The mission of JCSU is to provide an outstanding education for a diverse group of talented and highly motivated students from various ethnic, socioeconomic, and geographical backgrounds.  It offers a liberal arts education in conjunction with concentrated study in specialized fields in preparation for advanced study and specific careers.

 

Traditions at Johnson C. Smith University

 

For some 145 years, traditions have developed as a way of commemorating the important role of the University in educating young men and women. They foster a sense of pride and community among those who matriculate.

 

Founders' Day, generally celebrated in April, commemorates JCSU's founding in 1867.  In 1924, the University became the second Black institution in the state to be recognized as a standard four-year college by the North Carolina Board of Education.  It is also the first Black college in the South to receive regional accreditation. The first Black intercollegiate football game ever played in this country was between Biddle University (later to be named Johnson C. Smith University) and Livingstone College on December 27, 1892.  Biddle University won the game, 4-1,and the game ball is housed in the JCSU Archives.

 

Homecoming is celebrated each fall by hundreds of alumni and former students. Some of the festivities include alumni meetings and gatherings, dances, the coronation of Mr. and Miss. Johnson C. Smith University, pep rallies, Greek step shows, the Homecoming Football Game and tailgating, and the annual Homecoming Parade and Festiville. Gold and Blue Day is traditionally celebrated on the Friday prior to the Homecoming game.

 

Bullfest is an annual spring festival when students participate in a rich variety of cultural, social,and recreational activities.

 

International Poetry Festival features poets and poetry from around the world, providing cultural enrichment for the campus and community each spring.

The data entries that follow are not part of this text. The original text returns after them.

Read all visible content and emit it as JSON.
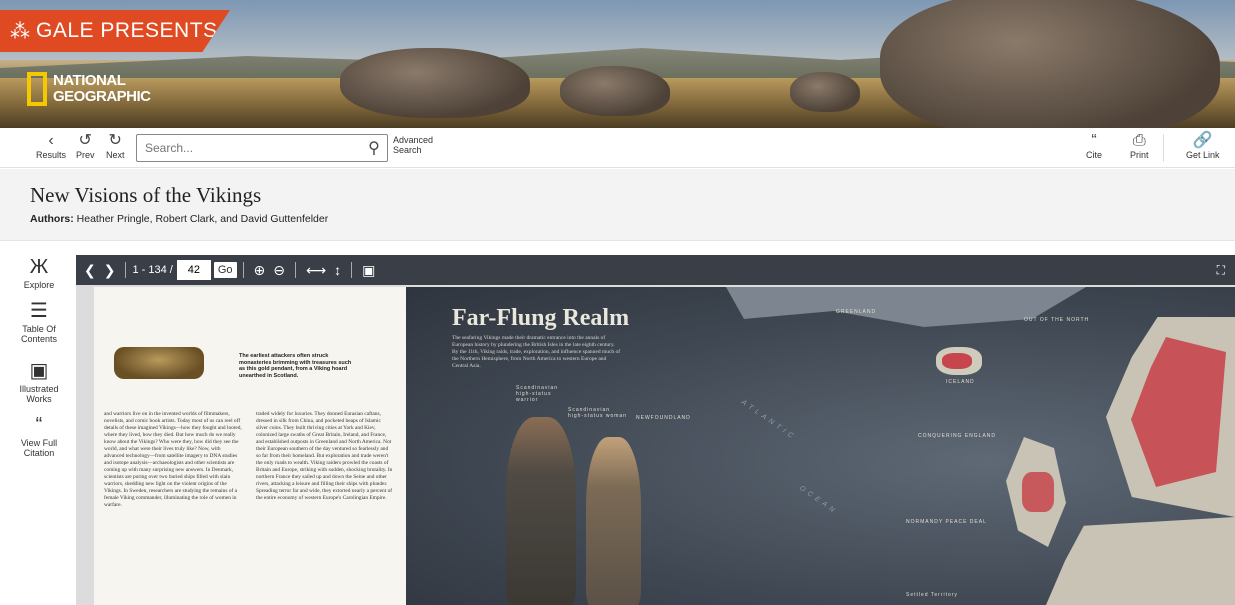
{
  "brand": {
    "tag": "GALE PRESENTS",
    "logo_line1": "NATIONAL",
    "logo_line2": "GEOGRAPHIC"
  },
  "toolbar": {
    "results_label": "Results",
    "prev_label": "Prev",
    "next_label": "Next",
    "search_placeholder": "Search...",
    "advanced_line1": "Advanced",
    "advanced_line2": "Search",
    "cite_label": "Cite",
    "print_label": "Print",
    "getlink_label": "Get Link"
  },
  "document": {
    "title": "New Visions of the Vikings",
    "authors_label": "Authors:",
    "authors": "Heather Pringle, Robert Clark, and David Guttenfelder"
  },
  "sidebar": {
    "items": [
      {
        "label": "Explore",
        "icon": "binoculars-icon"
      },
      {
        "label": "Table Of Contents",
        "icon": "list-icon"
      },
      {
        "label": "Illustrated Works",
        "icon": "image-icon"
      },
      {
        "label": "View Full Citation",
        "icon": "quote-icon"
      }
    ]
  },
  "viewer": {
    "page_range": "1 - 134 /",
    "current_page": "42",
    "go_label": "Go"
  },
  "page_left": {
    "caption": "The earliest attackers often struck monasteries brimming with treasures such as this gold pendant, from a Viking hoard unearthed in Scotland.",
    "col1": "and warriors live on in the invented worlds of filmmakers, novelists, and comic book artists. Today most of us can reel off details of these imagined Vikings—how they fought and looted, where they lived, how they died. But how much do we really know about the Vikings? Who were they, how did they see the world, and what were their lives truly like? Now, with advanced technology—from satellite imagery to DNA studies and isotope analysis—archaeologists and other scientists are coming up with many surprising new answers. In Denmark, scientists are poring over two buried ships filled with slain warriors, shedding new light on the violent origins of the Vikings. In Sweden, researchers are studying the remains of a female Viking commander, illuminating the role of women in warfare.",
    "col2": "traded widely for luxuries. They donned Eurasian caftans, dressed in silk from China, and pocketed heaps of Islamic silver coins. They built thriving cities at York and Kiev, colonized large swaths of Great Britain, Ireland, and France, and established outposts in Greenland and North America. Not their European southern of the day ventured so fearlessly and so far from their homeland. But exploration and trade weren't the only roads to wealth. Viking raiders prowled the coasts of Britain and Europe, striking with sudden, shocking brutality. In northern France they sailed up and down the Seine and other rivers, attacking a leisure and filling their ships with plunder. Spreading terror far and wide, they extorted nearly a percent of the entire economy of western Europe's Carolingian Empire."
  },
  "page_right": {
    "title": "Far-Flung Realm",
    "intro": "The seafaring Vikings made their dramatic entrance into the annals of European history by plundering the British Isles in the late eighth century. By the 11th, Viking raids, trade, exploration, and influence spanned much of the Northern Hemisphere, from North America to western Europe and Central Asia.",
    "label_greenland": "GREENLAND",
    "label_iceland": "ICELAND",
    "label_newfoundland": "NEWFOUNDLAND",
    "label_atlantic": "ATLANTIC",
    "label_ocean": "OCEAN",
    "label_out_north": "OUT OF THE NORTH",
    "label_conquering": "CONQUERING ENGLAND",
    "label_normandy": "NORMANDY PEACE DEAL",
    "label_settled": "Settled Territory",
    "label_warrior": "Scandinavian high-status warrior",
    "label_woman": "Scandinavian high-status woman"
  },
  "colors": {
    "gale_orange": "#e04a22",
    "natgeo_yellow": "#f5c800",
    "viewer_bar": "#3a3f47",
    "viking_highlight": "#6fd14d",
    "territory_red": "#c7464e"
  }
}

It grew out of Humanifest, originallysponsored by the Humanities Division.

 

The School Colors, Gold and Navy Blue, were selected in 1895 by a committee made up of J. Henry Warren, Walter A. Middleton, and Thaddeus Jerome Coles. The committee researched the meaning of many different colors to select the two most fitting. Gold and Navy Blue were determined to be the most appropriate.  The committee found both colors to represent truthfulness and loyalty.  After additional investigation, Mr. Middleton noted that Gold depicted truthfulnessa nd loyalty to an institution or organization, while Blue represented truthfulness and loyalty to an individual. These colors were felt to appropriately bind students, alumni, and the University together and were readily adopted when thecommittee made its report to the faculty and students. The colors were used for the first time on Easter Sunday in 1895 when they were displayed in every building on campus and in the rooms of boarding students. On Easter Monday, the colors were displayed at the University's first off-campus baseball game. Although not officially organized, the famous "colored" team was known as The Quick Steps and drew support from both the black and white communities.